For Men’s Fitness/Andy Roddick:
ASK: What kind of message does this cover send about how boys should look?
Students should recognize that this cover sends the message that boys need to be lean and muscular. They should have styled hair and tanned skin. Students may be interested in knowing that Andy Roddick commented that the magazine made his arms look much bigger and digitally erased a birthmark on his arm.
ASK: What kinds of products do you think this magazine will advertise?
Students should deduce that most of the ads will be for products that make you look lean, muscular, and perfect: diet products, fitness equipment, and hair-care products.
ASK: How might a boy feel about himself after looking at this magazine?

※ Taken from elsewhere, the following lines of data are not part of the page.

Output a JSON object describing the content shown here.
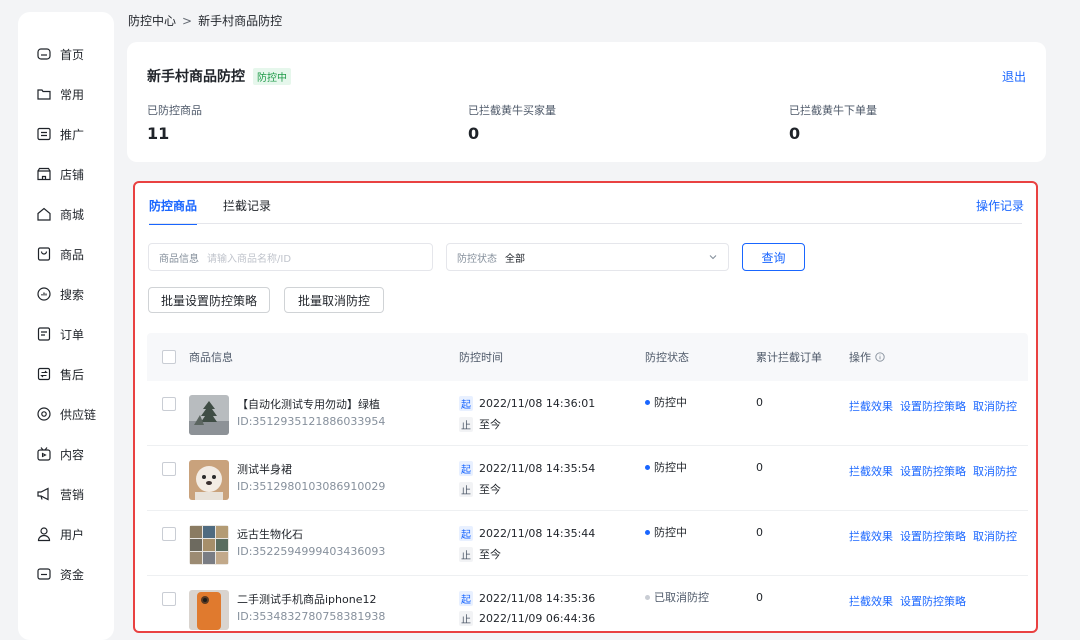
{
  "sidebar": {
    "items": [
      {
        "label": "首页",
        "icon": "home-icon"
      },
      {
        "label": "常用",
        "icon": "folder-icon"
      },
      {
        "label": "推广",
        "icon": "promotion-icon"
      },
      {
        "label": "店铺",
        "icon": "store-icon"
      },
      {
        "label": "商城",
        "icon": "mall-icon"
      },
      {
        "label": "商品",
        "icon": "product-icon"
      },
      {
        "label": "搜索",
        "icon": "search-icon"
      },
      {
        "label": "订单",
        "icon": "order-icon"
      },
      {
        "label": "售后",
        "icon": "after-sales-icon"
      },
      {
        "label": "供应链",
        "icon": "supply-chain-icon"
      },
      {
        "label": "内容",
        "icon": "content-icon"
      },
      {
        "label": "营销",
        "icon": "marketing-icon"
      },
      {
        "label": "用户",
        "icon": "user-icon"
      },
      {
        "label": "资金",
        "icon": "wallet-icon"
      }
    ]
  },
  "breadcrumb": {
    "parent": "防控中心",
    "separator": ">",
    "current": "新手村商品防控"
  },
  "summary": {
    "title": "新手村商品防控",
    "status": "防控中",
    "exit": "退出",
    "stats": [
      {
        "label": "已防控商品",
        "value": "11"
      },
      {
        "label": "已拦截黄牛买家量",
        "value": "0"
      },
      {
        "label": "已拦截黄牛下单量",
        "value": "0"
      }
    ]
  },
  "main": {
    "tabs": [
      {
        "label": "防控商品",
        "active": true
      },
      {
        "label": "拦截记录",
        "active": false
      }
    ],
    "op_record": "操作记录",
    "filters": {
      "product_label": "商品信息",
      "product_placeholder": "请输入商品名称/ID",
      "status_label": "防控状态",
      "status_value": "全部"
    },
    "query_button": "查询",
    "batch_set": "批量设置防控策略",
    "batch_cancel": "批量取消防控"
  },
  "table": {
    "headers": {
      "product": "商品信息",
      "time": "防控时间",
      "status": "防控状态",
      "count": "累计拦截订单",
      "action": "操作"
    },
    "rows": [
      {
        "name": "【自动化测试专用勿动】绿植",
        "id": "ID:3512935121886033954",
        "start_tag": "起",
        "start": "2022/11/08 14:36:01",
        "end_tag": "止",
        "end": "至今",
        "status": "防控中",
        "count": "0",
        "actions": [
          "拦截效果",
          "设置防控策略",
          "取消防控"
        ]
      },
      {
        "name": "测试半身裙",
        "id": "ID:3512980103086910029",
        "start_tag": "起",
        "start": "2022/11/08 14:35:54",
        "end_tag": "止",
        "end": "至今",
        "status": "防控中",
        "count": "0",
        "actions": [
          "拦截效果",
          "设置防控策略",
          "取消防控"
        ]
      },
      {
        "name": "远古生物化石",
        "id": "ID:3522594999403436093",
        "start_tag": "起",
        "start": "2022/11/08 14:35:44",
        "end_tag": "止",
        "end": "至今",
        "status": "防控中",
        "count": "0",
        "actions": [
          "拦截效果",
          "设置防控策略",
          "取消防控"
        ]
      },
      {
        "name": "二手测试手机商品iphone12",
        "id": "ID:3534832780758381938",
        "start_tag": "起",
        "start": "2022/11/08 14:35:36",
        "end_tag": "止",
        "end": "2022/11/09 06:44:36",
        "status": "已取消防控",
        "count": "0",
        "actions": [
          "拦截效果",
          "设置防控策略"
        ]
      }
    ]
  },
  "colors": {
    "accent": "#1966ff",
    "highlight_border": "#e94141",
    "status_active": "#1d9a47"
  }
}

Students should understand that seeing a lot of photos, articles, and ads like these could make boys feel insecure about their own looks. They might feel they are too fat or too skinny, that they don’t have big enough muscles, or that their skin and hair are not perfect enough. They might feel that they need to buy products to help improve their appearance.
You can use these questions to assess your students’ understanding of the lesson objectives. You may want to ask students to reflect in writing on one of the questions, using a journal or an online blog/wiki.
ASK: What does it mean to alter a photo?
Altering a photo means changing the way it looks. Computer programs allow us to fix, edit, and touch up photos in all sorts of ways.
On the positive side, technology allows us to edit photos so that they look like things that might exist only in our imaginations. But if people compare themselves to altered photos of celebrities and models, which are unrealistic, they might feel bad about how they look.
Students should recognize that magazines and advertisers alter images of people to improve their appearance. Consumers who see such flawless images of people may want to take steps towards looking just like them. They might buy products that promise to make them more attractive.
Read aloud the first three paragraphs of The New York Times article “A Real Girl, 14, Takes a Stand Against the Flawless Faces in Magazines." Explain that Julia believes altered photos can make girls feel bad about the way they look. She also believes they give boys the wrong idea about how girls are supposed to look. So Julia started an online petition called “Seventeen Magazine: Give Girls Images of Real Girls!” for people to sign. In it, she asks Seventeen Magazine to promise to always include some real photos – ones that are not altered.
Ask volunteers to say whether or not they would sign Julia’s petition, and explain the reasons for their decision. Then engage students in a discussion of how Julia stood up for what she believed, and how the Internet gives people the chance to share important messages with others across the world.
Have students imagine a magazine filled with real, unaltered photographs of people who look like those they see every day in the real world. These people would come in all shapes, sizes, and styles. Everyone would look different, and no one would look perfect.
Students should design the cover of their magazine, either on paper or using an online tool such as Glogster. What would the headlines be? What image(s) would be on the cover? Encourage students to reflect on how they might feel about their own appearance after reading that kind of magazine.
Alignment with Standards
- grade 3: RI.4, RI.7, RI.10, RF.4a, SL.1a, SL.1b, SL.1c, SL.1d, SL.6, L.3a, L.6
- grade 4: RI.4, RI.7, RI.10, SL.1a, SL.1b, SL.1c, SL.1d, SL.6, L.3a, L.6
- grade 5: RI.4, RI.7, RI.10, SL.1a, SL.1b, SL.1c, SL.1d, SL.6, L.3a, L.6
NETS•S: 1a-c, 2a-b, 2d, 3a-d, 4a-d, 5a-d, 6a-b, 6d